December 17, 2009

LAW STUDENT PARTICIPATION ACT OF 2009

 

 


Mr. CARDIN: Mr. President, I rise today to introduce the "Law Student Participation Act of 2009."  
The bill creates exceptions to federal conflicts of interest law which generally prohibits federal employees from acting as an attorney or agent in a matter adverse to the U.S. government.  The legislation directs the exceptions to federal employees attending law school and participating in legal clinics and employees of the District of Columbia who staff legal clinics. Where the federal employee has participated personally and substantially in the matter or the matter is before the employee's particular agency or department, specific conflicts of interest provisions still apply. The current law is over broad and denies learning and teaching opportunities where no real conflict may exist.

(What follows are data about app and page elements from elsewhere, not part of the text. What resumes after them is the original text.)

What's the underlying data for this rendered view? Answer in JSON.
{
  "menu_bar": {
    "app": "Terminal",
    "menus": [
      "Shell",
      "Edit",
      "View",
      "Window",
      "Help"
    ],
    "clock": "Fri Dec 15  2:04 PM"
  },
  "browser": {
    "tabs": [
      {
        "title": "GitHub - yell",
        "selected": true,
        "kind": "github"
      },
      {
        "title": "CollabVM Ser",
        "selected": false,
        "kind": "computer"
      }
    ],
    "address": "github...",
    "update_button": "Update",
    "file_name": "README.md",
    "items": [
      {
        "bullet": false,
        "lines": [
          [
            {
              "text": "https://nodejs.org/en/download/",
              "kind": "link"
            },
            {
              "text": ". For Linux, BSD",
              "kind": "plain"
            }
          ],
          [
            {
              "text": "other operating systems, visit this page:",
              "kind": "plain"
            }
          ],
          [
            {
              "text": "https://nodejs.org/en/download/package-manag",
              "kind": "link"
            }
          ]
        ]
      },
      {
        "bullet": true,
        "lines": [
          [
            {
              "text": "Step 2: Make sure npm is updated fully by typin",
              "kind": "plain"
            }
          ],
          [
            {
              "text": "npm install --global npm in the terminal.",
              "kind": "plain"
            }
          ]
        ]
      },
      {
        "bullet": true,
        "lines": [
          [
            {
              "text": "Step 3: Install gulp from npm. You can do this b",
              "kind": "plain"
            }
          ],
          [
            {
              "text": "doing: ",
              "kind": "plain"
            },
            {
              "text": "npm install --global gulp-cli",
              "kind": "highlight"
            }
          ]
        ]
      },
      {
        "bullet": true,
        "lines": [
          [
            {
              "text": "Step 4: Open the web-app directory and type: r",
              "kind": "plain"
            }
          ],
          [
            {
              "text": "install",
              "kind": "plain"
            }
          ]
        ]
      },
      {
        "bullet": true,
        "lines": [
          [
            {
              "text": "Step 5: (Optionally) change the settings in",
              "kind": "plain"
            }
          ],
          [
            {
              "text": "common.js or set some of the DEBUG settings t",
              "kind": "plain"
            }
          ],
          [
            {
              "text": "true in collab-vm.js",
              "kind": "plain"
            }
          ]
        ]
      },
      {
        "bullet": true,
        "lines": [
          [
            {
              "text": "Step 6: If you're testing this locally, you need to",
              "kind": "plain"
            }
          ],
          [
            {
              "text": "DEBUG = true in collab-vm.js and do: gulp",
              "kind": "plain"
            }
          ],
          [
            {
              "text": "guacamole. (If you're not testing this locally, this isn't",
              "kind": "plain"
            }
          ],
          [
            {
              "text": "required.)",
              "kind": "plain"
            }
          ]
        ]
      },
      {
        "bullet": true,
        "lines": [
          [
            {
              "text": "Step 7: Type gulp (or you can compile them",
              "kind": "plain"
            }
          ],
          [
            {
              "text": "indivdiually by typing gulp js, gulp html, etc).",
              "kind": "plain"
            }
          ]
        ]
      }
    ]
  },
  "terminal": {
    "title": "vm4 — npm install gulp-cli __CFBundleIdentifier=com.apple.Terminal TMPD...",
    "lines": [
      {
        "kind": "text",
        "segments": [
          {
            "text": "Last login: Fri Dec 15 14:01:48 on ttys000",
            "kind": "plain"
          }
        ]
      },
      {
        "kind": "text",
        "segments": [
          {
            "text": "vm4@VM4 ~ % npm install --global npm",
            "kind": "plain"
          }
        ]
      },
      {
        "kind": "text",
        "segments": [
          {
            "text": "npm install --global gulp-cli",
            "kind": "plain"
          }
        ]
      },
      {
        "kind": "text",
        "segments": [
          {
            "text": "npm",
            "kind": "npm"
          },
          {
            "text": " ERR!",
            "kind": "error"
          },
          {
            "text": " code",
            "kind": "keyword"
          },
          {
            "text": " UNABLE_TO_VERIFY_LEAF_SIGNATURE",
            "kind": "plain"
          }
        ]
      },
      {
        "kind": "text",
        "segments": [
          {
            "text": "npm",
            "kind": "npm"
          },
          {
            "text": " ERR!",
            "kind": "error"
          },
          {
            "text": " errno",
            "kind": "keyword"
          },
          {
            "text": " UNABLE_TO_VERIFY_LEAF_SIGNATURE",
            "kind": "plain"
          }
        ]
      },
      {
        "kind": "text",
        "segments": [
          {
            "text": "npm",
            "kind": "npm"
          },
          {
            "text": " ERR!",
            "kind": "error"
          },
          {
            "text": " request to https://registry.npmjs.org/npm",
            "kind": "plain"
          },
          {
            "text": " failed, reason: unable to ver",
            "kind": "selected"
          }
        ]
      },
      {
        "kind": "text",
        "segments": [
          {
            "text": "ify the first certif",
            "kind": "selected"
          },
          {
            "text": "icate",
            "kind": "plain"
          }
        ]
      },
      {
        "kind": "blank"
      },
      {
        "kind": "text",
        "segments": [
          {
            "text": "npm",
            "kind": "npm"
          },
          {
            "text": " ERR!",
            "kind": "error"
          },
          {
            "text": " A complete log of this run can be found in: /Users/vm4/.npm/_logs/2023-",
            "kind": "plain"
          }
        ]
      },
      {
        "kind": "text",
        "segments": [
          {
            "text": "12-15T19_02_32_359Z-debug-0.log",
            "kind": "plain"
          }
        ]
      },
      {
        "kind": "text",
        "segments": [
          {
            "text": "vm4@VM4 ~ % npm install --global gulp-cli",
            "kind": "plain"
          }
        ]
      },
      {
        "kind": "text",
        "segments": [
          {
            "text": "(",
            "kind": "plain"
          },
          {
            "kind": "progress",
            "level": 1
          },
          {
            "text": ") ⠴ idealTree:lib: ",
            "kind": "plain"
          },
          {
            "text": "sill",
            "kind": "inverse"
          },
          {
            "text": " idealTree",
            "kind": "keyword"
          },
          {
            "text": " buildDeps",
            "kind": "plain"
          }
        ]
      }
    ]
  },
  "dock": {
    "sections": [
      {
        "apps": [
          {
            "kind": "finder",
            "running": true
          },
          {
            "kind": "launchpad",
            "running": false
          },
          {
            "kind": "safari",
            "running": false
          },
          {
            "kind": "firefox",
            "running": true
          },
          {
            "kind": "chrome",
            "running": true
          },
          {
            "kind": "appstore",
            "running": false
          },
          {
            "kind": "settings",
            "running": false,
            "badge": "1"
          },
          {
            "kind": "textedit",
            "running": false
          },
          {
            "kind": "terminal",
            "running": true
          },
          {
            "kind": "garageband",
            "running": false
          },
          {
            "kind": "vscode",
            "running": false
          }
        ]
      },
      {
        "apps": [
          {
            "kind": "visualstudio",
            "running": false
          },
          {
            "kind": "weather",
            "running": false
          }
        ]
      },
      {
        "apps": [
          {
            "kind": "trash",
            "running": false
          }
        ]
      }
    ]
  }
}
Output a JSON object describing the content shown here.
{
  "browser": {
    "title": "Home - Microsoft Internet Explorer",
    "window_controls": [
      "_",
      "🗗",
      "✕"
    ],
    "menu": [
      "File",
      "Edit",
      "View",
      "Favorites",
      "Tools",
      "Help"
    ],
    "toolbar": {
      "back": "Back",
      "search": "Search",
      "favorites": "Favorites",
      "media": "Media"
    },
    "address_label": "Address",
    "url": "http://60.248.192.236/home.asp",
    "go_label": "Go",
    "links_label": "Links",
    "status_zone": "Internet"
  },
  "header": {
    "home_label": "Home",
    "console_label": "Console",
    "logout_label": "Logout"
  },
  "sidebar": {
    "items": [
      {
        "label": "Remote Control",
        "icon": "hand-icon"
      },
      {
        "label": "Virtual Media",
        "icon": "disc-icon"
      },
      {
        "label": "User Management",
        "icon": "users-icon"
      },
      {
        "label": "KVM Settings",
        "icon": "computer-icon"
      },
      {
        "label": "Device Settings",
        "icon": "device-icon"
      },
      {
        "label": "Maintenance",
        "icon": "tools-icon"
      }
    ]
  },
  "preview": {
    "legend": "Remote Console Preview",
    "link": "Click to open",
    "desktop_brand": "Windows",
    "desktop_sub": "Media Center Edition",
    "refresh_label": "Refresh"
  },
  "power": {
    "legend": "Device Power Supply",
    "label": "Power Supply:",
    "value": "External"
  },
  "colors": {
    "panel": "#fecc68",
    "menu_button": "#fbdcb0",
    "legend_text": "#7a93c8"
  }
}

Law schools, including schools in my home state, have voiced concern over the present law.  Some of these schools include the University of Maryland, the University of the District of Columbia, and Georgetown University School of Law. The schools have related stories of students, who are federal employees, regulated to clinics dealing only with state matters. In other instances a student might start working on a client's matter, but will be unable to continue once the matter goes to trial or before an administrative proceeding. Law schools complain that under such circumstances the client's right to effective counsel is diminished. Due to a requirement I championed, the University of Maryland School of Law faces unique challenges. Each student must provide legal services to the poor or persons who otherwise lack access to justice prior to graduation. Federal employees, unlike other students, must choose from a smaller selection of clinics due to the current federal conflicts of interest law.    Finally, if federal employee students seek careers in practice areas where federal law predominates, they likely will obtain no practical clinic experience in law school.

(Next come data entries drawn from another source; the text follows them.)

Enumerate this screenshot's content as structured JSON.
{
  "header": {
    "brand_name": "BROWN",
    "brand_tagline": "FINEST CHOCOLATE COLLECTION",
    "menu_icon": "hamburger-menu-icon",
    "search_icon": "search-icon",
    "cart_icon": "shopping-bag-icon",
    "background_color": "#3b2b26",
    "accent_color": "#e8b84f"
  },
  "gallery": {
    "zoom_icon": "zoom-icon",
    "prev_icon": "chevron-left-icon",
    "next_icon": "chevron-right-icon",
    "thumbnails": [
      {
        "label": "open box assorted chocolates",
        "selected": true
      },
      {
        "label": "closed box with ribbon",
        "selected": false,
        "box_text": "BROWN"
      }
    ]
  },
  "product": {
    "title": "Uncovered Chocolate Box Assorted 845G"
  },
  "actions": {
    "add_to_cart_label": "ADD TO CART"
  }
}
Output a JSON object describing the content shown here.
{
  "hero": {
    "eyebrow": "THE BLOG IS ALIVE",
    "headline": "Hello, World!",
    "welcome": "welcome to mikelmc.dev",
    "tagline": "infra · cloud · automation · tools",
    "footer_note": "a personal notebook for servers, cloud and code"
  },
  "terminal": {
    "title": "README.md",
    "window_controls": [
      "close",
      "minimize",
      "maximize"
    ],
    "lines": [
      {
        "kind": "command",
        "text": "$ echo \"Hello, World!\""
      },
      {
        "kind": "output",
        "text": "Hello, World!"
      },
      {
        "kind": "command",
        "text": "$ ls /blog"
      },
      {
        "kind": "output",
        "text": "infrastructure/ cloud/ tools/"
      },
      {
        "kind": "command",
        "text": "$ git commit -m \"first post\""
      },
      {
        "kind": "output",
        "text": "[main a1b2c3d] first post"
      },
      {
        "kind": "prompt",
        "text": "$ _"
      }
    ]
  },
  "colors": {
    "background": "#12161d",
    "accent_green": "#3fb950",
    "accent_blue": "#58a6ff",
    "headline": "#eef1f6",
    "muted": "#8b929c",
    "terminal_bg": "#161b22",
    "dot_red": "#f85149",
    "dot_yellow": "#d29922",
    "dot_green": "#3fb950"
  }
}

It should be noted that the Office of Government Ethics (OGE) and the Department of Justice are aware of the text of the bill. Both have conveyed informally that they do not have problems with this legislation. The OGE released a report in 2006 that was critical of current federal conflict of interest law as being overbroad and specifically pointed out that volunteer work was frequently barred even when no potential for conflict of interest existed.

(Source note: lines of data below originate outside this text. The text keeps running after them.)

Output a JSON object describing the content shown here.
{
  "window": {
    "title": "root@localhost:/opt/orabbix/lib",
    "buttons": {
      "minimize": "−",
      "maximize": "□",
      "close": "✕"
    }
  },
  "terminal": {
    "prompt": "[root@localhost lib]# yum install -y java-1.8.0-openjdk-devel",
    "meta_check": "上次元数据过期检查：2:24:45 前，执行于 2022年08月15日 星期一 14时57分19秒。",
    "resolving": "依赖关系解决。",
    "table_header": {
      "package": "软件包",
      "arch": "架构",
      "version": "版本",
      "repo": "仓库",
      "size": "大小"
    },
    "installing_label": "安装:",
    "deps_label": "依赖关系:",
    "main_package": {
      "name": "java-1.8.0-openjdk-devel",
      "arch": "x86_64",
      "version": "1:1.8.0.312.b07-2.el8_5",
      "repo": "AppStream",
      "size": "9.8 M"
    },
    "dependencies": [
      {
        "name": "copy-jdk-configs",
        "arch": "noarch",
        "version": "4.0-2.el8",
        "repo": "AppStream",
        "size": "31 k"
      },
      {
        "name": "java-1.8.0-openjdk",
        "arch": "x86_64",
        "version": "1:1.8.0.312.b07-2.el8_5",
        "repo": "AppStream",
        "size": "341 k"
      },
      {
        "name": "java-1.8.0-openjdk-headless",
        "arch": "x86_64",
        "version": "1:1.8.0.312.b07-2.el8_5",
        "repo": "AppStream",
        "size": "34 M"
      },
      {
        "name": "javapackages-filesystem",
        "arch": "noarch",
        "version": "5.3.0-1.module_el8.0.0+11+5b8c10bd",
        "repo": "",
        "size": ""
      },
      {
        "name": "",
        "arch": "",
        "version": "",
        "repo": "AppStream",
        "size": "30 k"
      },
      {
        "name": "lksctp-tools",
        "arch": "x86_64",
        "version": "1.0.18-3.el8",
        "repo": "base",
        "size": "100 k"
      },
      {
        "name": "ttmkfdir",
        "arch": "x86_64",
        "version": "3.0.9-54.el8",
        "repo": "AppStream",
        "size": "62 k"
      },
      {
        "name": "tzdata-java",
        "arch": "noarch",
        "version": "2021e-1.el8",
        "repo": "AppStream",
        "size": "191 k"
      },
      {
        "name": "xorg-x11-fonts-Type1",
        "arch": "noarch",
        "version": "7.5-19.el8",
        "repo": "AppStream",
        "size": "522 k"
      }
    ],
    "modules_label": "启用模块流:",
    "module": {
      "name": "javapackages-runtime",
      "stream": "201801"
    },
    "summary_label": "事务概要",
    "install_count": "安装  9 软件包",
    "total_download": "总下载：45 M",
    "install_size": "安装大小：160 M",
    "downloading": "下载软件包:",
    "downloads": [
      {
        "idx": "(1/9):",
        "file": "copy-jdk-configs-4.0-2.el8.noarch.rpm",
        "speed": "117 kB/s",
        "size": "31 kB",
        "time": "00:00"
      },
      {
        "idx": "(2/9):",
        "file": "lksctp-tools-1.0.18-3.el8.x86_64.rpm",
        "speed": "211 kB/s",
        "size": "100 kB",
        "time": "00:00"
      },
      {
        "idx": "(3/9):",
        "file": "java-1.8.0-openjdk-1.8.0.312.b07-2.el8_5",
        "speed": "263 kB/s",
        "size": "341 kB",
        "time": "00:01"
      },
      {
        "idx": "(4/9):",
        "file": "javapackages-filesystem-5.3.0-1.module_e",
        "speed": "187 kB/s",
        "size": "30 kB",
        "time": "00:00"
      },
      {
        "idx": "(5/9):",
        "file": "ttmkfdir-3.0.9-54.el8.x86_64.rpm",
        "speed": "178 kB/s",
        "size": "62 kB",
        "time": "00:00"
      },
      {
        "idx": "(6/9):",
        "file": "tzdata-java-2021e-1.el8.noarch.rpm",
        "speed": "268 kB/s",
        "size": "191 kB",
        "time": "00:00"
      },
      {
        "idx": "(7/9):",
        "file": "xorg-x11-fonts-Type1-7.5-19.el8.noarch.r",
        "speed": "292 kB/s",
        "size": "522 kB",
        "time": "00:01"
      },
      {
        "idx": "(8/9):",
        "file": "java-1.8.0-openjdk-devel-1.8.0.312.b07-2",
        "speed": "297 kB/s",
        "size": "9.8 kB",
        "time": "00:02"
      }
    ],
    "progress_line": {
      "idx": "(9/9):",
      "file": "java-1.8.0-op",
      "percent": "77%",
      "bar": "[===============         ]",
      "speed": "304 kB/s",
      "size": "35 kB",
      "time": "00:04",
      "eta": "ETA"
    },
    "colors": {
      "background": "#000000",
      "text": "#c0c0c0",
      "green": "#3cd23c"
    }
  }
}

            The current law deprives law students who are federal employees of valuable practical educational opportunities.  Ultimately participation in these clinics would result in better attorneys - many of whom later go on to work for the federal government.